## [Try it]
Your task is to give the data again, exactly, with every line intact.

## [Records for this exercise]
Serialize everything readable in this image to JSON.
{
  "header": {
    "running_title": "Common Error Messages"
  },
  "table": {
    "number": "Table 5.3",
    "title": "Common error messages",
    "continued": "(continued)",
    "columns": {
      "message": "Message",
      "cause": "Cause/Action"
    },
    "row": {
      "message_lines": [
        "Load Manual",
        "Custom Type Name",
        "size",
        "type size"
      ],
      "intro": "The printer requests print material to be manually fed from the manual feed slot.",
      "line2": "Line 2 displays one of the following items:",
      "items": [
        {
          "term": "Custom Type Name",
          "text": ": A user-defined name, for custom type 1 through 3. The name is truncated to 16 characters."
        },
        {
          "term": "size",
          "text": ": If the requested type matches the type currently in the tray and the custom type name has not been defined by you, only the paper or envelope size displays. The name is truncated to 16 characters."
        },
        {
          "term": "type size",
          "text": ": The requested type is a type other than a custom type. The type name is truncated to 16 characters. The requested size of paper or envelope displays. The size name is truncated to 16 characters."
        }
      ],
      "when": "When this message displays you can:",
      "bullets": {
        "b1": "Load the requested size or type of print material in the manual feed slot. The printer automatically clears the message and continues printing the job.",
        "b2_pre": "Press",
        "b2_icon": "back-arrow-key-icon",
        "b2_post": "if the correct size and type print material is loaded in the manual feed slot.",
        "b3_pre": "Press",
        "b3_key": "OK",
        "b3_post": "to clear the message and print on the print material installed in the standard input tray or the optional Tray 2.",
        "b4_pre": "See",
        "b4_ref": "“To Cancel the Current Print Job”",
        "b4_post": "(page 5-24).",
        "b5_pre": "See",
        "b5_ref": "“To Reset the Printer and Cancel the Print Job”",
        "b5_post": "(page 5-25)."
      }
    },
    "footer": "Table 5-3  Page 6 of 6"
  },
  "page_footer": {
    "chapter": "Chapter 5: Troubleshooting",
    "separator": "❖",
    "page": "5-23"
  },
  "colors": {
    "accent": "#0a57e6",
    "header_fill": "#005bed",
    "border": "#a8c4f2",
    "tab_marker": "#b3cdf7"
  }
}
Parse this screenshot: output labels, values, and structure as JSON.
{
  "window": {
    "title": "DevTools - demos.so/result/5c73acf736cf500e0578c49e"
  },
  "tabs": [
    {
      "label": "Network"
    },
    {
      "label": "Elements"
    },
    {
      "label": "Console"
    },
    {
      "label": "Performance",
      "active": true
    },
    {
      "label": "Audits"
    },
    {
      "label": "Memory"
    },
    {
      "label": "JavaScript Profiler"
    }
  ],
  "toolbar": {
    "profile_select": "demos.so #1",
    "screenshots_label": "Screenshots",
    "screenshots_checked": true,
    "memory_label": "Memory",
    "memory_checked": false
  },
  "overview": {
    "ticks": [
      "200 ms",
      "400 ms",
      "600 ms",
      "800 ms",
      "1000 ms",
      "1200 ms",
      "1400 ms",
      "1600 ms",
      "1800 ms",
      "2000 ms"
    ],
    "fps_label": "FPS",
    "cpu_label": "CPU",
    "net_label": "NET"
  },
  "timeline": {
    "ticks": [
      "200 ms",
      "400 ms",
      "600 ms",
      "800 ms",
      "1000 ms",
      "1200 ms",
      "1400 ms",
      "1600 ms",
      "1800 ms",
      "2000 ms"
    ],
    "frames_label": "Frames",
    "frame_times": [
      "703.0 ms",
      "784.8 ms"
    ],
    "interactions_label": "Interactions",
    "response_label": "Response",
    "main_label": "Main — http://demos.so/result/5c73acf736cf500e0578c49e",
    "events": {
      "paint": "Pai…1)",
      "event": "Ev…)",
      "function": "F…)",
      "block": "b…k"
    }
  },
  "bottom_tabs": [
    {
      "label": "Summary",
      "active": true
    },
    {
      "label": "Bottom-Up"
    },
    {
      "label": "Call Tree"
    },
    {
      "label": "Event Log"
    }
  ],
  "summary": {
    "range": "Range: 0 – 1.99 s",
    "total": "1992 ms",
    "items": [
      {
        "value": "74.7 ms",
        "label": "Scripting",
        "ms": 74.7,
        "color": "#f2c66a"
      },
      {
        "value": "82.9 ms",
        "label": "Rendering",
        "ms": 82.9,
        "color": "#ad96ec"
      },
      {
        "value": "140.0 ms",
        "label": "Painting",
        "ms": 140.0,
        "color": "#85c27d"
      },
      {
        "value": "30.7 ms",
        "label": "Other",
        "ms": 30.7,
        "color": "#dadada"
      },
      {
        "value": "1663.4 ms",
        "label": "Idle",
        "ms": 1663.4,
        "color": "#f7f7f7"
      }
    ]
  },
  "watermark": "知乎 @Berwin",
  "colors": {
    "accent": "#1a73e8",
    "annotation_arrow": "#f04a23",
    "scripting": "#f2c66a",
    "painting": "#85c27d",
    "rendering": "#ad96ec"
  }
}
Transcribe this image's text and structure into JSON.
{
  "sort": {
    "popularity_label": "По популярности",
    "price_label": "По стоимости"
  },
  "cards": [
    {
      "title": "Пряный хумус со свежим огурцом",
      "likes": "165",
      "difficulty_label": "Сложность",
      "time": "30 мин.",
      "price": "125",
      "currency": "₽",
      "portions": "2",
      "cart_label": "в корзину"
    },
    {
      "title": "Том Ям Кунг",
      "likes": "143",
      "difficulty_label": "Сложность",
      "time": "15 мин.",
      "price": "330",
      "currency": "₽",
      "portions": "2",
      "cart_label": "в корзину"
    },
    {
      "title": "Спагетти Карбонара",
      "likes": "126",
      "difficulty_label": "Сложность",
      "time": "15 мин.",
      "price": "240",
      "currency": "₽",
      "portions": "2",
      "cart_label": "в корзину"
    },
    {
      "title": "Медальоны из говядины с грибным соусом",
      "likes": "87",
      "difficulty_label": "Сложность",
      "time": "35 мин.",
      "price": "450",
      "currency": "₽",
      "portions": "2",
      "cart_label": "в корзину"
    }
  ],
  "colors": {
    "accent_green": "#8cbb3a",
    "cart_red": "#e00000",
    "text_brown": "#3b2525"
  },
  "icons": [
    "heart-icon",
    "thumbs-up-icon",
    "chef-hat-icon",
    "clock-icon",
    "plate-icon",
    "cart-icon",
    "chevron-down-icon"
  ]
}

## [Result]
Serialize everything readable in this image to JSON.
{
  "header": {
    "running_title": "Common Error Messages"
  },
  "table": {
    "number": "Table 5.3",
    "title": "Common error messages",
    "continued": "(continued)",
    "columns": {
      "message": "Message",
      "cause": "Cause/Action"
    },
    "row": {
      "message_lines": [
        "Load Manual",
        "Custom Type Name",
        "size",
        "type size"
      ],
      "intro": "The printer requests print material to be manually fed from the manual feed slot.",
      "line2": "Line 2 displays one of the following items:",
      "items": [
        {
          "term": "Custom Type Name",
          "text": ": A user-defined name, for custom type 1 through 3. The name is truncated to 16 characters."
        },
        {
          "term": "size",
          "text": ": If the requested type matches the type currently in the tray and the custom type name has not been defined by you, only the paper or envelope size displays. The name is truncated to 16 characters."
        },
        {
          "term": "type size",
          "text": ": The requested type is a type other than a custom type. The type name is truncated to 16 characters. The requested size of paper or envelope displays. The size name is truncated to 16 characters."
        }
      ],
      "when": "When this message displays you can:",
      "bullets": {
        "b1": "Load the requested size or type of print material in the manual feed slot. The printer automatically clears the message and continues printing the job.",
        "b2_pre": "Press",
        "b2_icon": "back-arrow-key-icon",
        "b2_post": "if the correct size and type print material is loaded in the manual feed slot.",
        "b3_pre": "Press",
        "b3_key": "OK",
        "b3_post": "to clear the message and print on the print material installed in the standard input tray or the optional Tray 2.",
        "b4_pre": "See",
        "b4_ref": "“To Cancel the Current Print Job”",
        "b4_post": "(page 5-24).",
        "b5_pre": "See",
        "b5_ref": "“To Reset the Printer and Cancel the Print Job”",
        "b5_post": "(page 5-25)."
      }
    },
    "footer": "Table 5-3  Page 6 of 6"
  },
  "page_footer": {
    "chapter": "Chapter 5: Troubleshooting",
    "separator": "❖",
    "page": "5-23"
  },
  "colors": {
    "accent": "#0a57e6",
    "header_fill": "#005bed",
    "border": "#a8c4f2",
    "tab_marker": "#b3cdf7"
  }
}
Parse this screenshot: output labels, values, and structure as JSON.
{
  "window": {
    "title": "DevTools - demos.so/result/5c73acf736cf500e0578c49e"
  },
  "tabs": [
    {
      "label": "Network"
    },
    {
      "label": "Elements"
    },
    {
      "label": "Console"
    },
    {
      "label": "Performance",
      "active": true
    },
    {
      "label": "Audits"
    },
    {
      "label": "Memory"
    },
    {
      "label": "JavaScript Profiler"
    }
  ],
  "toolbar": {
    "profile_select": "demos.so #1",
    "screenshots_label": "Screenshots",
    "screenshots_checked": true,
    "memory_label": "Memory",
    "memory_checked": false
  },
  "overview": {
    "ticks": [
      "200 ms",
      "400 ms",
      "600 ms",
      "800 ms",
      "1000 ms",
      "1200 ms",
      "1400 ms",
      "1600 ms",
      "1800 ms",
      "2000 ms"
    ],
    "fps_label": "FPS",
    "cpu_label": "CPU",
    "net_label": "NET"
  },
  "timeline": {
    "ticks": [
      "200 ms",
      "400 ms",
      "600 ms",
      "800 ms",
      "1000 ms",
      "1200 ms",
      "1400 ms",
      "1600 ms",
      "1800 ms",
      "2000 ms"
    ],
    "frames_label": "Frames",
    "frame_times": [
      "703.0 ms",
      "784.8 ms"
    ],
    "interactions_label": "Interactions",
    "response_label": "Response",
    "main_label": "Main — http://demos.so/result/5c73acf736cf500e0578c49e",
    "events": {
      "paint": "Pai…1)",
      "event": "Ev…)",
      "function": "F…)",
      "block": "b…k"
    }
  },
  "bottom_tabs": [
    {
      "label": "Summary",
      "active": true
    },
    {
      "label": "Bottom-Up"
    },
    {
      "label": "Call Tree"
    },
    {
      "label": "Event Log"
    }
  ],
  "summary": {
    "range": "Range: 0 – 1.99 s",
    "total": "1992 ms",
    "items": [
      {
        "value": "74.7 ms",
        "label": "Scripting",
        "ms": 74.7,
        "color": "#f2c66a"
      },
      {
        "value": "82.9 ms",
        "label": "Rendering",
        "ms": 82.9,
        "color": "#ad96ec"
      },
      {
        "value": "140.0 ms",
        "label": "Painting",
        "ms": 140.0,
        "color": "#85c27d"
      },
      {
        "value": "30.7 ms",
        "label": "Other",
        "ms": 30.7,
        "color": "#dadada"
      },
      {
        "value": "1663.4 ms",
        "label": "Idle",
        "ms": 1663.4,
        "color": "#f7f7f7"
      }
    ]
  },
  "watermark": "知乎 @Berwin",
  "colors": {
    "accent": "#1a73e8",
    "annotation_arrow": "#f04a23",
    "scripting": "#f2c66a",
    "painting": "#85c27d",
    "rendering": "#ad96ec"
  }
}
Transcribe this image's text and structure into JSON.
{
  "sort": {
    "popularity_label": "По популярности",
    "price_label": "По стоимости"
  },
  "cards": [
    {
      "title": "Пряный хумус со свежим огурцом",
      "likes": "165",
      "difficulty_label": "Сложность",
      "time": "30 мин.",
      "price": "125",
      "currency": "₽",
      "portions": "2",
      "cart_label": "в корзину"
    },
    {
      "title": "Том Ям Кунг",
      "likes": "143",
      "difficulty_label": "Сложность",
      "time": "15 мин.",
      "price": "330",
      "currency": "₽",
      "portions": "2",
      "cart_label": "в корзину"
    },
    {
      "title": "Спагетти Карбонара",
      "likes": "126",
      "difficulty_label": "Сложность",
      "time": "15 мин.",
      "price": "240",
      "currency": "₽",
      "portions": "2",
      "cart_label": "в корзину"
    },
    {
      "title": "Медальоны из говядины с грибным соусом",
      "likes": "87",
      "difficulty_label": "Сложность",
      "time": "35 мин.",
      "price": "450",
      "currency": "₽",
      "portions": "2",
      "cart_label": "в корзину"
    }
  ],
  "colors": {
    "accent_green": "#8cbb3a",
    "cart_red": "#e00000",
    "text_brown": "#3b2525"
  },
  "icons": [
    "heart-icon",
    "thumbs-up-icon",
    "chef-hat-icon",
    "clock-icon",
    "plate-icon",
    "cart-icon",
    "chevron-down-icon"
  ]
}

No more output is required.